Courage and Growth

Liz Buchan, Head of Lower School

This year's theme of Growing is quite relevant at this time of year. Spring really has arrived—flowers are peeking through the ground, there are buds on the tree branches, and the last bit of snow has melted.
 
Inside the building, students continue in their Growing—in their skills, in their habits, and in their character. They've researched, computed, organized, devised, collaborated, and applied mastered skills to new ones. They've helped each other, they've rooted for each other and themselves, and every day they "choose kind" in some way: a smile, a compliment, a door held open for another.
 
The building and application of these skills takes academic and social courage. I recently shared with faculty this Edutopia article about courage. In it, the author reflects that in schools, there's an important place for differentiated courage. As he describes it,
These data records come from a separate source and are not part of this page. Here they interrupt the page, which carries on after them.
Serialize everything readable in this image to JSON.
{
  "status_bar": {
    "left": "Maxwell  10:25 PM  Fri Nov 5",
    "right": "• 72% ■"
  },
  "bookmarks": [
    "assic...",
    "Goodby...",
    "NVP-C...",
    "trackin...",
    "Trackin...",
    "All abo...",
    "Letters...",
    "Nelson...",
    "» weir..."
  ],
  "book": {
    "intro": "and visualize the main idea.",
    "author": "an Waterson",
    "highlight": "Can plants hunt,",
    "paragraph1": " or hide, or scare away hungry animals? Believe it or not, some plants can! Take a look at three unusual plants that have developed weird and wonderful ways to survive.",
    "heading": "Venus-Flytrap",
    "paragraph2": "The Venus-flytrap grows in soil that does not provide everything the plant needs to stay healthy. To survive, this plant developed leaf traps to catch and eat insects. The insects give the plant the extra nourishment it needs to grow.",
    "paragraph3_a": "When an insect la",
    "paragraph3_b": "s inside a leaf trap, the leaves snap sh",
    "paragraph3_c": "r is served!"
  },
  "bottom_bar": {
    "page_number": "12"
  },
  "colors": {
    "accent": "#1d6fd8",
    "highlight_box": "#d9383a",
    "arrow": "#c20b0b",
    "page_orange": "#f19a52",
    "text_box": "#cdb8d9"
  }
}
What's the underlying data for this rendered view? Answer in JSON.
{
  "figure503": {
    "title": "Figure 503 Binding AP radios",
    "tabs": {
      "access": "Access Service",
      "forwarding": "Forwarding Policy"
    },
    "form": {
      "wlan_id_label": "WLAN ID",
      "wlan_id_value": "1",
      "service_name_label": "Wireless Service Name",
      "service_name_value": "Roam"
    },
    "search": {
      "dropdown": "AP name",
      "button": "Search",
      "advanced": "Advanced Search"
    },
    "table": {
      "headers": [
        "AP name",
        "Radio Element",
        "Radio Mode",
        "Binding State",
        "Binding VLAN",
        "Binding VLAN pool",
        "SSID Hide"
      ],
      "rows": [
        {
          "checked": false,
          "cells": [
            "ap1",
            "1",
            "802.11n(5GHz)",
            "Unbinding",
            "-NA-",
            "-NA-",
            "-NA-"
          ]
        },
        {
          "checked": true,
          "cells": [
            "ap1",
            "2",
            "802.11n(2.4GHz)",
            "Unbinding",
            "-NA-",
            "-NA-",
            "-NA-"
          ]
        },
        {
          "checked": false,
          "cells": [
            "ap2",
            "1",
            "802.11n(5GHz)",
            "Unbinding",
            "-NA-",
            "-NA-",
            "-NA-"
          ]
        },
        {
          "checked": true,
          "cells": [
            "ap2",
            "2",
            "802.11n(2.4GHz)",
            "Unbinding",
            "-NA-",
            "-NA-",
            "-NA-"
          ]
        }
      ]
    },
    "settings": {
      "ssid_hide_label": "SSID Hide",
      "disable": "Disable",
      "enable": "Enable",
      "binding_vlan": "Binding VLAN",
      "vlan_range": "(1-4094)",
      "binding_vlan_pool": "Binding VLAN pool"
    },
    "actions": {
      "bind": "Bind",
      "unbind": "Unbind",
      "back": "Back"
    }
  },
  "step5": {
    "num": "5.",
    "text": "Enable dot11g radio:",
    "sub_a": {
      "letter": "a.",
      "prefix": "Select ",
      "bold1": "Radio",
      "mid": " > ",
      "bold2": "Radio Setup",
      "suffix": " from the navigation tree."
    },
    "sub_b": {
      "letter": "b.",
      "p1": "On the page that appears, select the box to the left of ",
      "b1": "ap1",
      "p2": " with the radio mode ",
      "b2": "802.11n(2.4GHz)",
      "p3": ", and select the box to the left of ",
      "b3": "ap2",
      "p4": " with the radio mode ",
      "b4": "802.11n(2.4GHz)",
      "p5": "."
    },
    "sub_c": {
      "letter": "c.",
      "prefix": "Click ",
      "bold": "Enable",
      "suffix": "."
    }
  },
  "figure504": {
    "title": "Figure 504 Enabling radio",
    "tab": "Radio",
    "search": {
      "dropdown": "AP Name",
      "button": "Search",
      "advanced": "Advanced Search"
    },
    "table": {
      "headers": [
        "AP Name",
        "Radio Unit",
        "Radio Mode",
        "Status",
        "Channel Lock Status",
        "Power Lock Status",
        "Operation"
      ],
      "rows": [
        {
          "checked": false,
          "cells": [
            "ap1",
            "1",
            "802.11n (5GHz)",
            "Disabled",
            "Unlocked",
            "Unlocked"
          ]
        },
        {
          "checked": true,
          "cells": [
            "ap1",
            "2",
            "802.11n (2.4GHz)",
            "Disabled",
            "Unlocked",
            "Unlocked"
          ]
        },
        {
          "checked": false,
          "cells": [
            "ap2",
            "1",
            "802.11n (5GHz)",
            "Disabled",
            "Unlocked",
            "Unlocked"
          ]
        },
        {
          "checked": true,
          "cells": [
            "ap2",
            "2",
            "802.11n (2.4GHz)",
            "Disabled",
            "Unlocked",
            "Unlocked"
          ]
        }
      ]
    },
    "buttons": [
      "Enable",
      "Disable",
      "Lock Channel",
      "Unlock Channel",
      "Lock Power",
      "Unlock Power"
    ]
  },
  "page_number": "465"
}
"Some people have mountain-climbing courage but no public-speaking courage. Soccer courage is different from musical courage; big-city-at-night courage is different from forest-at-night courage. We all have courage in certain realms and less in others. And we can all work on our courage where we need it."


I see Tower's Lower School children working on their courage all the time; tackling a challenging math problem and asking for help, reciting a poem on stage, speaking in a language other than their native one, grappling with frustrations as they write code, developing a hypothesis and sticking to it, volunteering to read in front of their class, asking to play with a group of classmates on the playground, inviting a quieter friend to play.

Let us not forget how much courage we ask of our children every day, and the incredible ways in which they deliver. As adults, we must also consider, what kind of courage do we need to cultivate in ourselves? For me, it might be rock-climbing courage...or letting-my-children-ride-bikes-on-the-street courage. I'll keep you posted on how it's going, if you'll do the same.

In the meantime, congratulate your child on the courage they show every day. And share with them your own.